#### Task
Which lines mention "Auvergne"? Show each one from the listing.

#### Given data
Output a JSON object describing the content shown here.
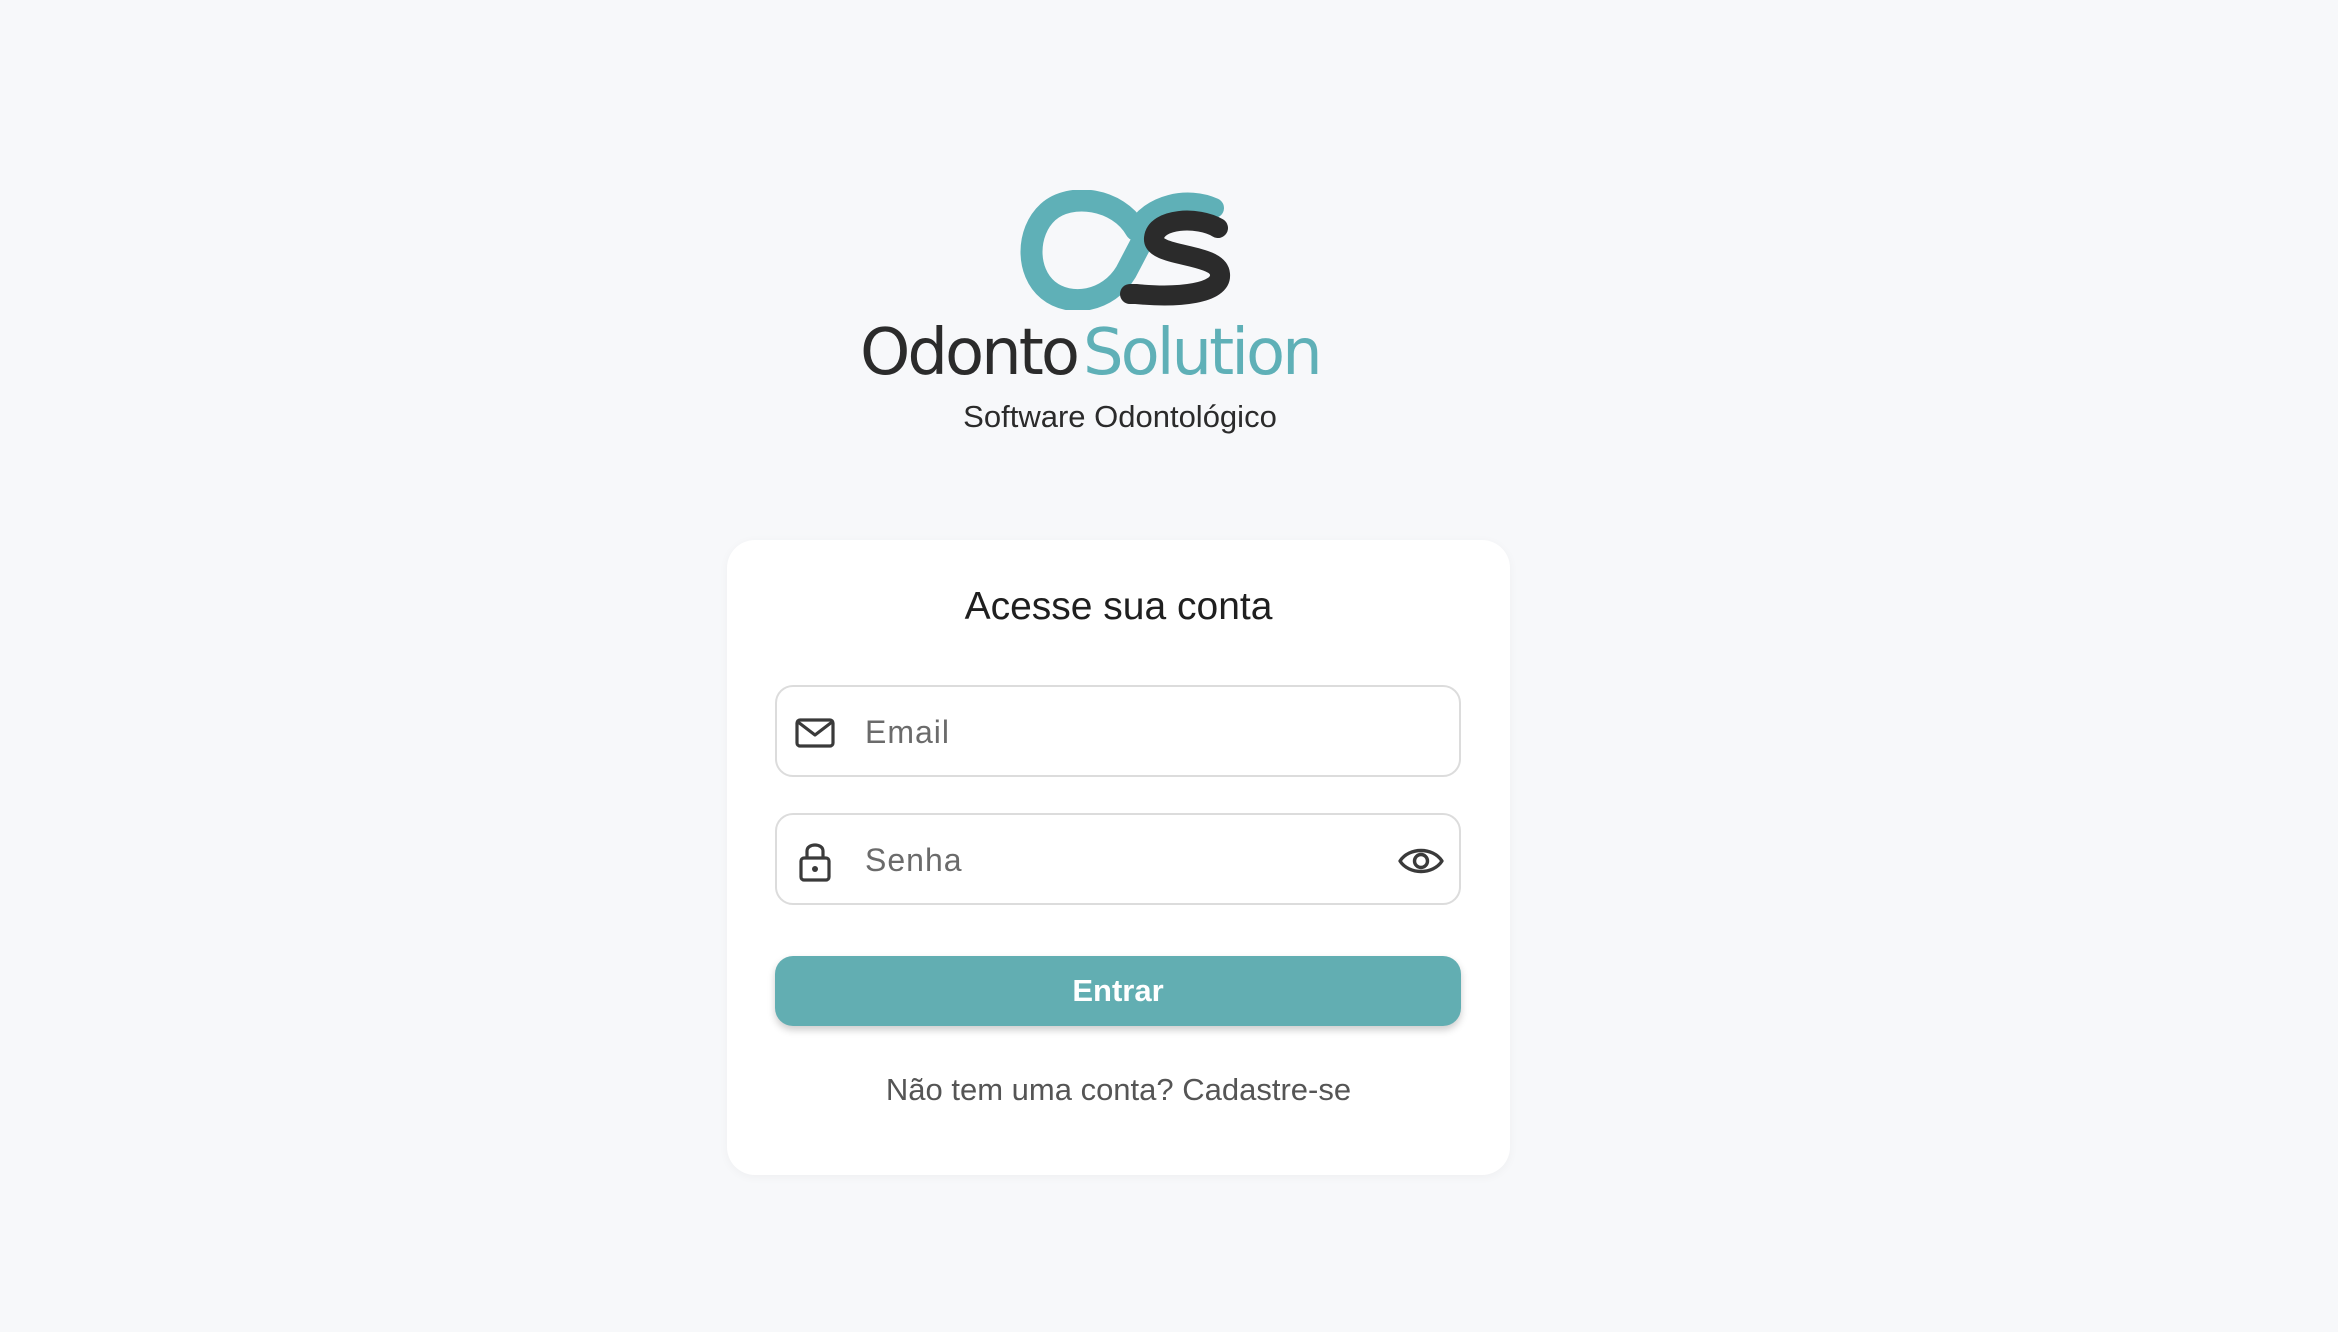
{
  "logo": {
    "word_primary": "Odonto",
    "word_secondary": "Solution",
    "tagline": "Software Odontológico",
    "colors": {
      "dark": "#2b2b2b",
      "teal": "#5fb0b7"
    }
  },
  "login": {
    "title": "Acesse sua conta",
    "email_placeholder": "Email",
    "email_value": "",
    "password_placeholder": "Senha",
    "password_value": "",
    "submit_label": "Entrar",
    "signup_prompt": "Não tem uma conta?",
    "signup_link": "Cadastre-se"
  },
  "icons": {
    "email": "mail-icon",
    "password": "lock-icon",
    "toggle_password": "eye-icon"
  },
  "colors": {
    "background": "#f7f8fa",
    "card": "#ffffff",
    "accent": "#62aeb2",
    "text": "#1f1f1f",
    "muted": "#555555"
  }
}
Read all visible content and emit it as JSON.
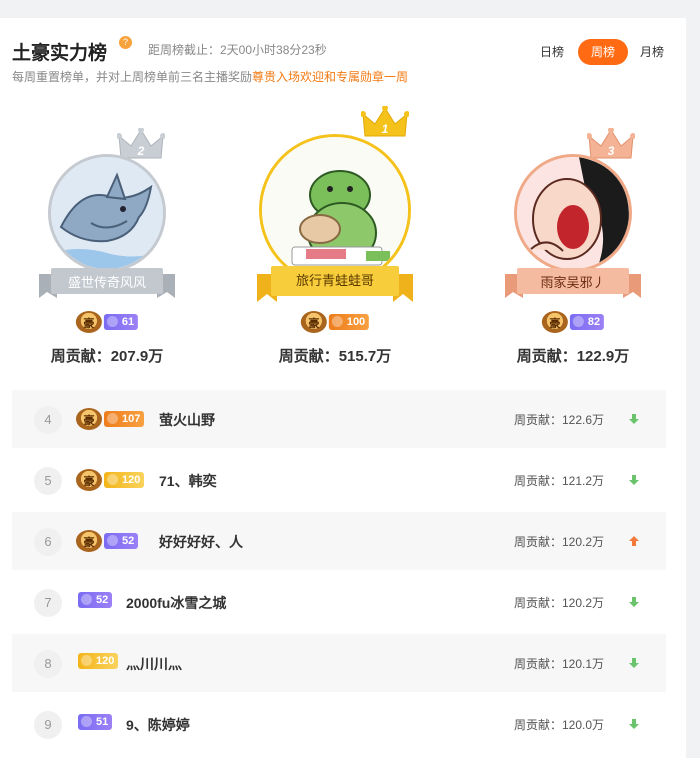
{
  "header": {
    "title": "土豪实力榜",
    "help_icon": "?",
    "countdown": "距周榜截止：2天00小时38分23秒",
    "desc_prefix": "每周重置榜单，并对上周榜单前三名主播奖励",
    "desc_highlight": "尊贵入场欢迎和专属勋章一周"
  },
  "tabs": [
    {
      "label": "日榜",
      "active": false
    },
    {
      "label": "周榜",
      "active": true
    },
    {
      "label": "月榜",
      "active": false
    }
  ],
  "colors": {
    "accent": "#ff6a12",
    "gold": "#f5c21b",
    "silver": "#b9bec6",
    "bronze": "#f0a987",
    "up": "#f47a3b",
    "down": "#6bc36b"
  },
  "podium": [
    {
      "place": "2",
      "name": "盛世传奇风风",
      "level": "61",
      "level_style": "purple",
      "contribution": "周贡献：207.9万"
    },
    {
      "place": "1",
      "name": "旅行青蛙蛙哥",
      "level": "100",
      "level_style": "orange",
      "contribution": "周贡献：515.7万"
    },
    {
      "place": "3",
      "name": "雨家吴邪丿",
      "level": "82",
      "level_style": "purple",
      "contribution": "周贡献：122.9万"
    }
  ],
  "list": [
    {
      "rank": "4",
      "name": "萤火山野",
      "level": "107",
      "level_style": "orange",
      "has_hao": true,
      "contribution": "周贡献：122.6万",
      "trend": "down"
    },
    {
      "rank": "5",
      "name": "71、韩奕",
      "level": "120",
      "level_style": "gold",
      "has_hao": true,
      "contribution": "周贡献：121.2万",
      "trend": "down"
    },
    {
      "rank": "6",
      "name": "好好好好、人",
      "level": "52",
      "level_style": "purple",
      "has_hao": true,
      "contribution": "周贡献：120.2万",
      "trend": "up"
    },
    {
      "rank": "7",
      "name": "2000fu冰雪之城",
      "level": "52",
      "level_style": "purple",
      "has_hao": false,
      "contribution": "周贡献：120.2万",
      "trend": "down"
    },
    {
      "rank": "8",
      "name": "灬川川灬",
      "level": "120",
      "level_style": "gold",
      "has_hao": false,
      "contribution": "周贡献：120.1万",
      "trend": "down"
    },
    {
      "rank": "9",
      "name": "9、陈婷婷",
      "level": "51",
      "level_style": "purple",
      "has_hao": false,
      "contribution": "周贡献：120.0万",
      "trend": "down"
    }
  ]
}
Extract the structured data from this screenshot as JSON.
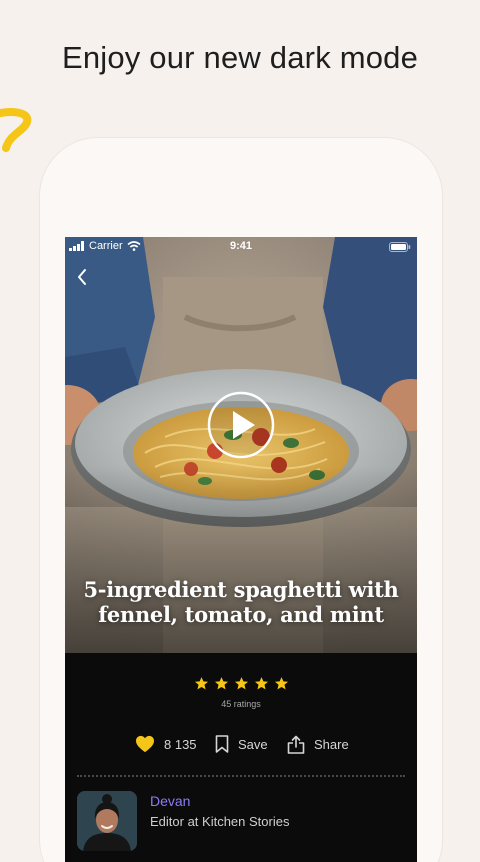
{
  "headline": "Enjoy our new dark mode",
  "status_bar": {
    "carrier": "Carrier",
    "time": "9:41"
  },
  "recipe": {
    "title_line1": "5-ingredient spaghetti with",
    "title_line2": "fennel, tomato, and mint"
  },
  "rating": {
    "stars_filled": 5,
    "stars_total": 5,
    "ratings_text": "45 ratings"
  },
  "actions": {
    "likes": "8 135",
    "save_label": "Save",
    "share_label": "Share"
  },
  "author": {
    "name": "Devan",
    "role": "Editor at Kitchen Stories"
  },
  "colors": {
    "page_background": "#F6F1EC",
    "screen_background": "#0B0B0B",
    "accent_yellow": "#F5C518",
    "author_link": "#8B7CF6"
  },
  "icons": [
    "back-arrow",
    "play",
    "star",
    "heart",
    "bookmark",
    "share",
    "wifi",
    "signal",
    "battery"
  ]
}
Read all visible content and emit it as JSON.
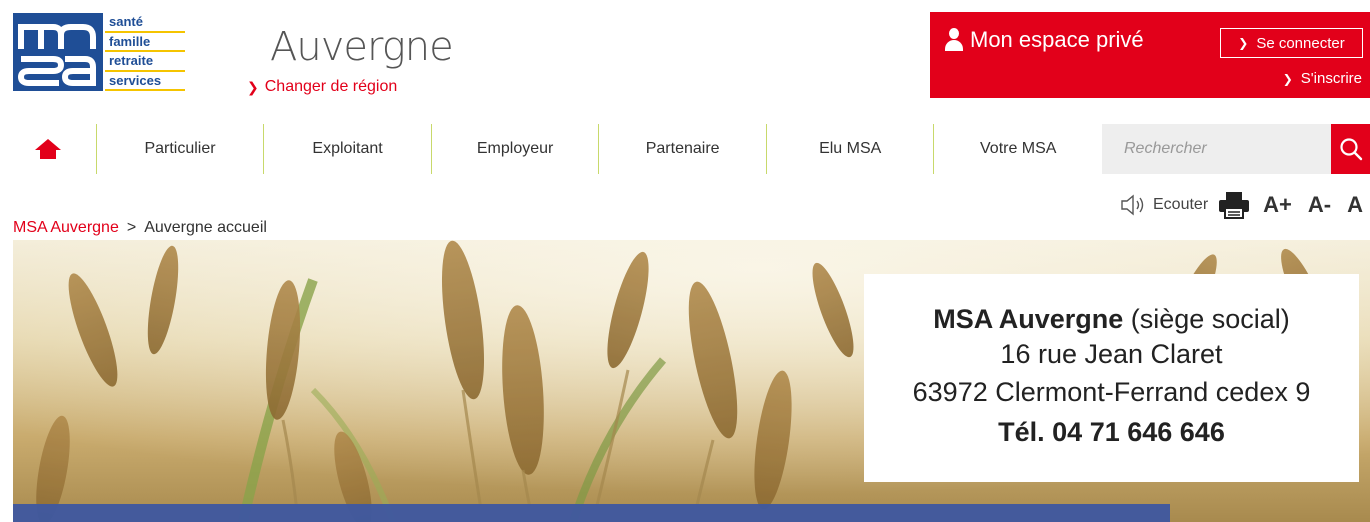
{
  "logo": {
    "lines": [
      "santé",
      "famille",
      "retraite",
      "services"
    ]
  },
  "region": {
    "title": "Auvergne",
    "change_label": "Changer de région"
  },
  "private_space": {
    "title": "Mon espace privé",
    "connect_label": "Se connecter",
    "signup_label": "S'inscrire"
  },
  "nav": {
    "items": [
      {
        "label": "Particulier"
      },
      {
        "label": "Exploitant"
      },
      {
        "label": "Employeur"
      },
      {
        "label": "Partenaire"
      },
      {
        "label": "Elu MSA"
      },
      {
        "label": "Votre MSA"
      }
    ]
  },
  "search": {
    "placeholder": "Rechercher"
  },
  "breadcrumb": {
    "link": "MSA Auvergne",
    "separator": ">",
    "current": "Auvergne accueil"
  },
  "tools": {
    "listen_label": "Ecouter",
    "font_increase": "A+",
    "font_decrease": "A-",
    "font_reset": "A"
  },
  "address": {
    "name": "MSA Auvergne",
    "name_suffix": " (siège social)",
    "street": "16 rue Jean Claret",
    "city": "63972 Clermont-Ferrand cedex 9",
    "phone": "Tél. 04 71 646 646"
  },
  "colors": {
    "brand_red": "#e2001a",
    "brand_blue": "#1f4e96",
    "nav_divider": "#c8d96b",
    "band_blue": "#3e57a0"
  }
}
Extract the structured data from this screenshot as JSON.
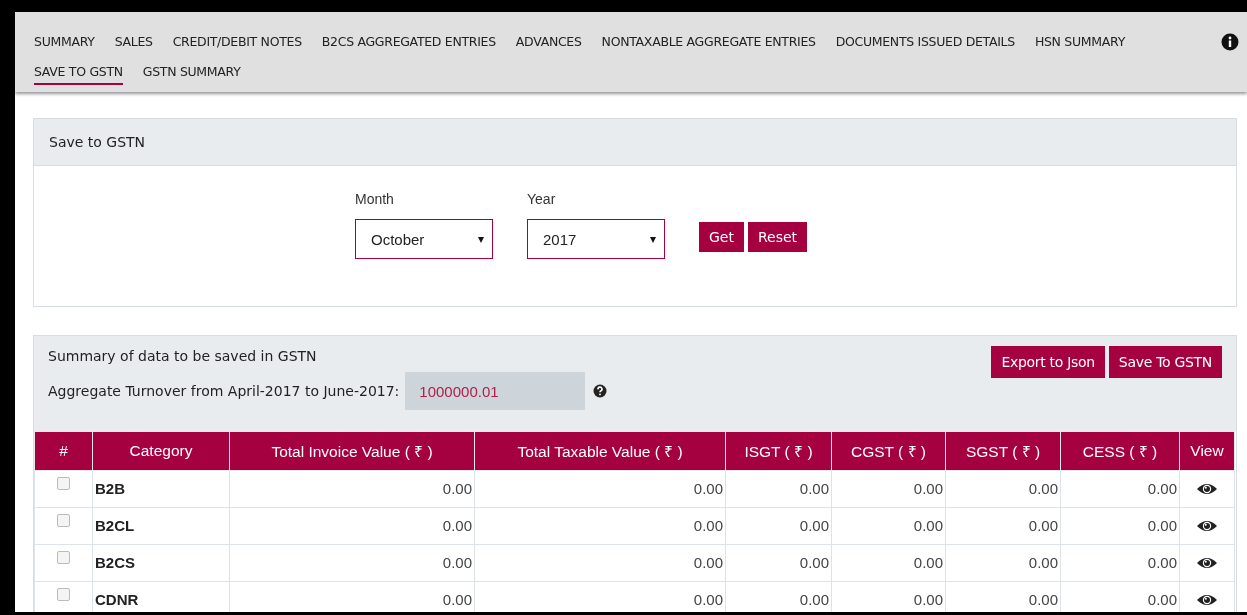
{
  "nav": {
    "tabs": [
      {
        "label": "SUMMARY",
        "selected": false
      },
      {
        "label": "SALES",
        "selected": false
      },
      {
        "label": "CREDIT/DEBIT NOTES",
        "selected": false
      },
      {
        "label": "B2CS AGGREGATED ENTRIES",
        "selected": false
      },
      {
        "label": "ADVANCES",
        "selected": false
      },
      {
        "label": "NONTAXABLE AGGREGATE ENTRIES",
        "selected": false
      },
      {
        "label": "DOCUMENTS ISSUED DETAILS",
        "selected": false
      },
      {
        "label": "HSN SUMMARY",
        "selected": false
      },
      {
        "label": "SAVE TO GSTN",
        "selected": true
      },
      {
        "label": "GSTN SUMMARY",
        "selected": false
      }
    ]
  },
  "filter_panel": {
    "title": "Save to GSTN",
    "month": {
      "label": "Month",
      "value": "October"
    },
    "year": {
      "label": "Year",
      "value": "2017"
    },
    "buttons": [
      "Get",
      "Reset"
    ]
  },
  "summary_panel": {
    "title": "Summary of data to be saved in GSTN",
    "turnover_label": "Aggregate Turnover from April-2017 to June-2017:",
    "turnover_value": "1000000.01",
    "buttons": [
      "Export to Json",
      "Save To GSTN"
    ]
  },
  "table": {
    "columns": [
      "#",
      "Category",
      "Total Invoice Value ( ₹ )",
      "Total Taxable Value ( ₹ )",
      "ISGT ( ₹ )",
      "CGST ( ₹ )",
      "SGST ( ₹ )",
      "CESS ( ₹ )",
      "View"
    ],
    "rows": [
      {
        "checked": false,
        "category": "B2B",
        "values": [
          "0.00",
          "0.00",
          "0.00",
          "0.00",
          "0.00",
          "0.00"
        ]
      },
      {
        "checked": false,
        "category": "B2CL",
        "values": [
          "0.00",
          "0.00",
          "0.00",
          "0.00",
          "0.00",
          "0.00"
        ]
      },
      {
        "checked": false,
        "category": "B2CS",
        "values": [
          "0.00",
          "0.00",
          "0.00",
          "0.00",
          "0.00",
          "0.00"
        ]
      },
      {
        "checked": false,
        "category": "CDNR",
        "values": [
          "0.00",
          "0.00",
          "0.00",
          "0.00",
          "0.00",
          "0.00"
        ]
      }
    ]
  }
}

#### Exercise answer
    "title": "Auvergne",
    "link": "MSA Auvergne",
    "current": "Auvergne accueil"
    "name": "MSA Auvergne",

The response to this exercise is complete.